The True the Vote group’s revised complaint seeking an injunction also argues that Clark County’s procedures for distributing ballots and conducting the election unduly favor that county’s voters over those in other parts of the state.
“Expanding mail balloting is unnecessary to combat COVID-19,” lawyers for the plaintiffs wrote in a complaint filed Wednesday. “There has been no established causal link between in-person voting and the contracting of COVID.”
Nevada Secretary of State Barbara Cegavske ordered the mail-in election in March in response to the spreading COVID-19 outbreak. The move brought legal challenges from both ends of the political spectrum, but Democratic interests dropped their fight when Clark County agreed last week to amend its procedures.
The county added additional in-person voting sites; agreed to send ballots to all registered voters, not just those on the state’s active voter rolls, and to permit deputized bipartisan “field registrars” to gather sealed ballots from voters.

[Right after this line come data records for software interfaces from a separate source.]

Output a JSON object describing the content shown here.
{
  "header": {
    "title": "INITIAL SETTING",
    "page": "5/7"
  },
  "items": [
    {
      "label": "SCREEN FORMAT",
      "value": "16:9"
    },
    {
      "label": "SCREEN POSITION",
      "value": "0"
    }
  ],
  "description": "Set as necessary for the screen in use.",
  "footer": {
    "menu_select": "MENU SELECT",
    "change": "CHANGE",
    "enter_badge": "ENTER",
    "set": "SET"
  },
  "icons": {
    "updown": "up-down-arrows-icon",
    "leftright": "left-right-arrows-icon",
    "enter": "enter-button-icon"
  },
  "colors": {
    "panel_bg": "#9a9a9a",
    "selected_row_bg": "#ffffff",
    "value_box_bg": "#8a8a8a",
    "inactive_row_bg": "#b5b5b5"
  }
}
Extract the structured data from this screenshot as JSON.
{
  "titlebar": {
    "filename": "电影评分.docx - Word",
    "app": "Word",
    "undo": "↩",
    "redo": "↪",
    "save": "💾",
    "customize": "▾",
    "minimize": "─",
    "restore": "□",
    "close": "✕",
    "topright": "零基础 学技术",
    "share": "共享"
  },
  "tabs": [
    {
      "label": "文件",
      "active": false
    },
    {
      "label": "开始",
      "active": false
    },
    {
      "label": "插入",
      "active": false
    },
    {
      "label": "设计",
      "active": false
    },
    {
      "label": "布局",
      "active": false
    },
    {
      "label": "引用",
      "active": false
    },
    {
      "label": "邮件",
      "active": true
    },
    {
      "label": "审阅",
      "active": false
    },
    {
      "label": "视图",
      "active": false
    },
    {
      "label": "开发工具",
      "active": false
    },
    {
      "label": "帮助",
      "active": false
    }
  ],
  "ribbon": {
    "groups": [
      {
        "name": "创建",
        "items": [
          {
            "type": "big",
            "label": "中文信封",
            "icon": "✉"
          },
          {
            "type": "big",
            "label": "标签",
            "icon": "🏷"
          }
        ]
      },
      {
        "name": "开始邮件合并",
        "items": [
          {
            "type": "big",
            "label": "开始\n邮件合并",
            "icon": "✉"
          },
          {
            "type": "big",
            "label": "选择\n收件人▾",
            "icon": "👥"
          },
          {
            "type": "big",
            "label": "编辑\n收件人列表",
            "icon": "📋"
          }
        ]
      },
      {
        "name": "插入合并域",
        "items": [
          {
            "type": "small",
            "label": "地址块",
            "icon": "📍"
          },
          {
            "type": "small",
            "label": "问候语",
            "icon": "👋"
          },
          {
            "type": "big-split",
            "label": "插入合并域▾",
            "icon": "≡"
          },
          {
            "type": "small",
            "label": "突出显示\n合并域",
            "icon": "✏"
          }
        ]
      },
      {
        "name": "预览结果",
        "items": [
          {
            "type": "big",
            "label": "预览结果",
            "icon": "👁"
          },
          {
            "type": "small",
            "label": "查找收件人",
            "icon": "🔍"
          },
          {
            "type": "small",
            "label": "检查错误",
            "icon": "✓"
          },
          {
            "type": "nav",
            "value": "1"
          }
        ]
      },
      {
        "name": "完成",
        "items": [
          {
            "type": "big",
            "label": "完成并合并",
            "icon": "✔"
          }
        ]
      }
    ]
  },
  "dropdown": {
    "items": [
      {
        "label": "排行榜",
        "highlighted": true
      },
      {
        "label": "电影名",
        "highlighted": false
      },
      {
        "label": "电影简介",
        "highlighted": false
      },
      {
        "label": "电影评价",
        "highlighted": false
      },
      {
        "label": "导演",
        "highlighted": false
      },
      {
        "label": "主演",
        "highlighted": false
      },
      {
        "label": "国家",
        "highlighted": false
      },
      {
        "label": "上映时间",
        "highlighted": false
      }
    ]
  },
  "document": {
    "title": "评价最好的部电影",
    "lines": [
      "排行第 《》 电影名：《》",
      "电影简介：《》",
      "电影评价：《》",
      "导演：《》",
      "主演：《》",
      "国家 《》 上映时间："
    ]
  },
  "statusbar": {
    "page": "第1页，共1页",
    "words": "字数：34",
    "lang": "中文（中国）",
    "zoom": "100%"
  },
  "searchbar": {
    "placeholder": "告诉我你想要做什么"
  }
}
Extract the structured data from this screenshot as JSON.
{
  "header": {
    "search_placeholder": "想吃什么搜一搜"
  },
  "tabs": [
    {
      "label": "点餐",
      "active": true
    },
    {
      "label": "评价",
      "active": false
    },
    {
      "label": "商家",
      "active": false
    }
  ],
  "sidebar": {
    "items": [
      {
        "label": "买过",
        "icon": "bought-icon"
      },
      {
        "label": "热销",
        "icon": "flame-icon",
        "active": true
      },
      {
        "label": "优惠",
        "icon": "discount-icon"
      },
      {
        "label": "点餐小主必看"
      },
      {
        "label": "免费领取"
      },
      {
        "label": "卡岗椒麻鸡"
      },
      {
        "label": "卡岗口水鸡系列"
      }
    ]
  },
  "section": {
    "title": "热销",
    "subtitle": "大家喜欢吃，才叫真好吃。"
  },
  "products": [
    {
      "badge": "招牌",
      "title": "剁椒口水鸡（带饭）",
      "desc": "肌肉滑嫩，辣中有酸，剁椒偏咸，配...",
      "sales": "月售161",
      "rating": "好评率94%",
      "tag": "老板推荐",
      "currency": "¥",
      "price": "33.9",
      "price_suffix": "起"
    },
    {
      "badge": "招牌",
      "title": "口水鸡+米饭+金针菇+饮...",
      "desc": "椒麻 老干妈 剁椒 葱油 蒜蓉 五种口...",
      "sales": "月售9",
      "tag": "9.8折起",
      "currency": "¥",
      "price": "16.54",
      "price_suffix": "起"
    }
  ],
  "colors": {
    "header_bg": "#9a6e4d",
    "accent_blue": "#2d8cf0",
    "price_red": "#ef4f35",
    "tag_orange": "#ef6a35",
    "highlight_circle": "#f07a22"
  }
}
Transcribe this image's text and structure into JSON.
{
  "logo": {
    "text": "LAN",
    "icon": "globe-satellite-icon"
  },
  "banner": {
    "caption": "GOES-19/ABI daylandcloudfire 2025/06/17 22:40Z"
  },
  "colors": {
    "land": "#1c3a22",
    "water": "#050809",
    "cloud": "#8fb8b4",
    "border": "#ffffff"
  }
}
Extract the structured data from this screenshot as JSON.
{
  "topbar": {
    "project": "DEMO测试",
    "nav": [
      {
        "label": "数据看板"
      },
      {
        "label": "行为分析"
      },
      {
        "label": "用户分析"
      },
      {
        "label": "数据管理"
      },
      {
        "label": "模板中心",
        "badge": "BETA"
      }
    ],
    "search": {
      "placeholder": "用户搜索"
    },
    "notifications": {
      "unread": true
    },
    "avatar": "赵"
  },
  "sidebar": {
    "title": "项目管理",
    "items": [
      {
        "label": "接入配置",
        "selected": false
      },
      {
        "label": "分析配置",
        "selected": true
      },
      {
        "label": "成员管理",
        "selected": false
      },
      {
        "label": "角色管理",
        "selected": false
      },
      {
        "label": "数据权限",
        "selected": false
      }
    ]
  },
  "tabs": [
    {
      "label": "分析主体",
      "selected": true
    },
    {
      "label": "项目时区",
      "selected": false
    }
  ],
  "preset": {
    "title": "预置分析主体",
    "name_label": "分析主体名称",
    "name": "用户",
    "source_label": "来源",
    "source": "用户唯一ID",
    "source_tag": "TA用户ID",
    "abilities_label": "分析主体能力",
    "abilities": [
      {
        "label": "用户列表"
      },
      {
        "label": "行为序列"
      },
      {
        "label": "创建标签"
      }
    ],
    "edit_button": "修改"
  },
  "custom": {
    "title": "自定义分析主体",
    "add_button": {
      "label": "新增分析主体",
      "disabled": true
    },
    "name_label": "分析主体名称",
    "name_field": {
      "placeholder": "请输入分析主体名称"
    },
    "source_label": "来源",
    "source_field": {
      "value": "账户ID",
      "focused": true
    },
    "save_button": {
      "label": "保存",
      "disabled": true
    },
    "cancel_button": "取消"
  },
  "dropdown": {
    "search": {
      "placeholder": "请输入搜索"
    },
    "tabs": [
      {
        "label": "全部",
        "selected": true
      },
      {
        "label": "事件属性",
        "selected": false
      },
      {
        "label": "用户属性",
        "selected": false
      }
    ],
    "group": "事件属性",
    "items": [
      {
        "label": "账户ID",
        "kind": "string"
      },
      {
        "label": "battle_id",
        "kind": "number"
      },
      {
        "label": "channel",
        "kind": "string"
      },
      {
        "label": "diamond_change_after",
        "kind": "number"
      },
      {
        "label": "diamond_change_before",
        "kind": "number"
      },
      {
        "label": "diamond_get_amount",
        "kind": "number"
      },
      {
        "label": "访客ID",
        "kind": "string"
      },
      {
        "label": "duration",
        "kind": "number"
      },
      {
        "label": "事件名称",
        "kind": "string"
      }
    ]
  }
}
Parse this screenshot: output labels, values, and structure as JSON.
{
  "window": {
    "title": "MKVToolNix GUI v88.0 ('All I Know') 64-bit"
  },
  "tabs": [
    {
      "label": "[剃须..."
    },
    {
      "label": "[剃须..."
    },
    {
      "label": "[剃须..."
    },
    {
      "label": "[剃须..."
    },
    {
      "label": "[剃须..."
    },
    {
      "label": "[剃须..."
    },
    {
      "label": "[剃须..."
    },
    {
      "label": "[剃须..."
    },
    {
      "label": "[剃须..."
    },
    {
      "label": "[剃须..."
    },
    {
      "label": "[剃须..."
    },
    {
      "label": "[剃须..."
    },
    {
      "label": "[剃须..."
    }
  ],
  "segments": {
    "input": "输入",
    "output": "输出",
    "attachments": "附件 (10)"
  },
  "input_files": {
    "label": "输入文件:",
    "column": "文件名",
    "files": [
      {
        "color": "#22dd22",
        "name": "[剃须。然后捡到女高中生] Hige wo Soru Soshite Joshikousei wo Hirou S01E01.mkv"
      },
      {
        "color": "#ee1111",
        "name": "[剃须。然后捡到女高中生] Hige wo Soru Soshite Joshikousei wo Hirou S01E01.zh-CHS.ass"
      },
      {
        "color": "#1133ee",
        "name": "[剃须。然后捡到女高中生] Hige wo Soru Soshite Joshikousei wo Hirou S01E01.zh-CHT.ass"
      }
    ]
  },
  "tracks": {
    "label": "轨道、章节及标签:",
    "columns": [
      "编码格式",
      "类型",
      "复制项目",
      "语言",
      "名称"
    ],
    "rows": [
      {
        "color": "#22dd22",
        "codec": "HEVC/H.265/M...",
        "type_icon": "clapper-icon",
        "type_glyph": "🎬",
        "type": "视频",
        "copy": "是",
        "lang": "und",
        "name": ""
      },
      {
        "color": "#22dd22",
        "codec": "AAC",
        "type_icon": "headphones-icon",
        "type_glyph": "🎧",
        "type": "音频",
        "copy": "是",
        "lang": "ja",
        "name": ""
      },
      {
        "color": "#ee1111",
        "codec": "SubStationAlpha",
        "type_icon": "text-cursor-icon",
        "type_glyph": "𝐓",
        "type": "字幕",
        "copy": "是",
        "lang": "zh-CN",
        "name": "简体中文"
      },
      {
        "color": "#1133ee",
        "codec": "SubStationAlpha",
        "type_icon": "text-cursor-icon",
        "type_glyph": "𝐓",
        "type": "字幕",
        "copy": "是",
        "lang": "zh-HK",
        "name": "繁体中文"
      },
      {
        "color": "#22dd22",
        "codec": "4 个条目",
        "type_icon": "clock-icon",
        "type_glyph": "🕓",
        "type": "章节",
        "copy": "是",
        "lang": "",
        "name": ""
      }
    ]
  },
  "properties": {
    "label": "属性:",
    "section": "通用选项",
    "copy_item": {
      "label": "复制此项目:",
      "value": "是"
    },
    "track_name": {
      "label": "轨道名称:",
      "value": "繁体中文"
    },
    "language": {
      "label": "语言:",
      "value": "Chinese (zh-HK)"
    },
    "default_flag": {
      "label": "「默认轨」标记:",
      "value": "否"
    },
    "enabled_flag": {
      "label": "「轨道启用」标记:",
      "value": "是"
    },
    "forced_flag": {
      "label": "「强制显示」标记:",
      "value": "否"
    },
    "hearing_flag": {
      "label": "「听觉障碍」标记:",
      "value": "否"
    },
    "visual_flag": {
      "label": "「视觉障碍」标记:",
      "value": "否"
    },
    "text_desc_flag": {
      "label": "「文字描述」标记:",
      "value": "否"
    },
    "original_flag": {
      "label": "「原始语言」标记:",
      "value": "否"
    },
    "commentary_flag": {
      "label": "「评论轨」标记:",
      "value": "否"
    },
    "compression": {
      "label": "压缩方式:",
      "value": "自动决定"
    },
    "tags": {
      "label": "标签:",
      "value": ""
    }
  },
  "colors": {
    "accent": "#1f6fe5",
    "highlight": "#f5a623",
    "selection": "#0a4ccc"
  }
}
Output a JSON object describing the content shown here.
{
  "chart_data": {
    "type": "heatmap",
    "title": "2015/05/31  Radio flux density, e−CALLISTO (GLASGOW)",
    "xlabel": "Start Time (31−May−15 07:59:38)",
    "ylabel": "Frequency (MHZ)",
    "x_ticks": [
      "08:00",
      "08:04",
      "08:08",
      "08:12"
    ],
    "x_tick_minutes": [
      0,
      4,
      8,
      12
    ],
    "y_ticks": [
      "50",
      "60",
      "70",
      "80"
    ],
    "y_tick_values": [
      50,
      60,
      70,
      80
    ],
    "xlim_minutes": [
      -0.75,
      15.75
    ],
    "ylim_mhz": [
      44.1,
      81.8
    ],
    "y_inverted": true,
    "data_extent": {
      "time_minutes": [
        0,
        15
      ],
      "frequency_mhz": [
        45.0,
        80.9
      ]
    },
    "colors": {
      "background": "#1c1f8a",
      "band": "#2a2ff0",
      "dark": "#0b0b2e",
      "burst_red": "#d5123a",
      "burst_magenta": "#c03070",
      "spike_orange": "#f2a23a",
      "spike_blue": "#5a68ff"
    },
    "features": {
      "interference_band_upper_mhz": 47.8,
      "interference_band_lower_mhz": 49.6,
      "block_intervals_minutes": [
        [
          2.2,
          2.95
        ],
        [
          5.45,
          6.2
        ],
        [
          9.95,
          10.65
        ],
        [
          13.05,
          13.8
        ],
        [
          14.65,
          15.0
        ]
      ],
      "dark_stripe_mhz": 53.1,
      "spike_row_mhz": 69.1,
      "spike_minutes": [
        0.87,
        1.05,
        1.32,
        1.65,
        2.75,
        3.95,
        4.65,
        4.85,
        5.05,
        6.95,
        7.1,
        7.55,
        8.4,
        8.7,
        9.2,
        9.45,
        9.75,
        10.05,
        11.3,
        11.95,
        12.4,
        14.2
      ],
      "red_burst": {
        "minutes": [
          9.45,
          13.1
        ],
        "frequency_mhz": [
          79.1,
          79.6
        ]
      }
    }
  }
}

Initially, the conservative opposition claimed that mail balloting lacked sufficient safeguards against fraud and that Cegavske did not have the authority to change election procedures on her own. U.S. District Court Judge Miranda Du ruled against them May 1, saying the state’s health-conscious plans for a socially distanced election “far outweigh any burden” on the group’s voting rights.
The plaintiffs, in their revised challenge, cite a diminishing threat of infection and Nevada’s decision, along with other states, to begin relaxing social distancing requirements, such as mandated business closures.
“The same social distancing and good hygiene practices…are also an effective way to prevent the spread of the virus for in-person voting,” lawyers wrote, asking for an expedited hearing and decision next week.
Besides reasserting their claim of potential fraud, the group said Clark County’s changes to procedures there “gives voters advantages over other-county voters.”
In an order Friday, Du said she would set a hearing for May 22 but might rule without one after reviewing briefs.
Voters are currently filling out mail ballots and returning them to various county elections offices around the state.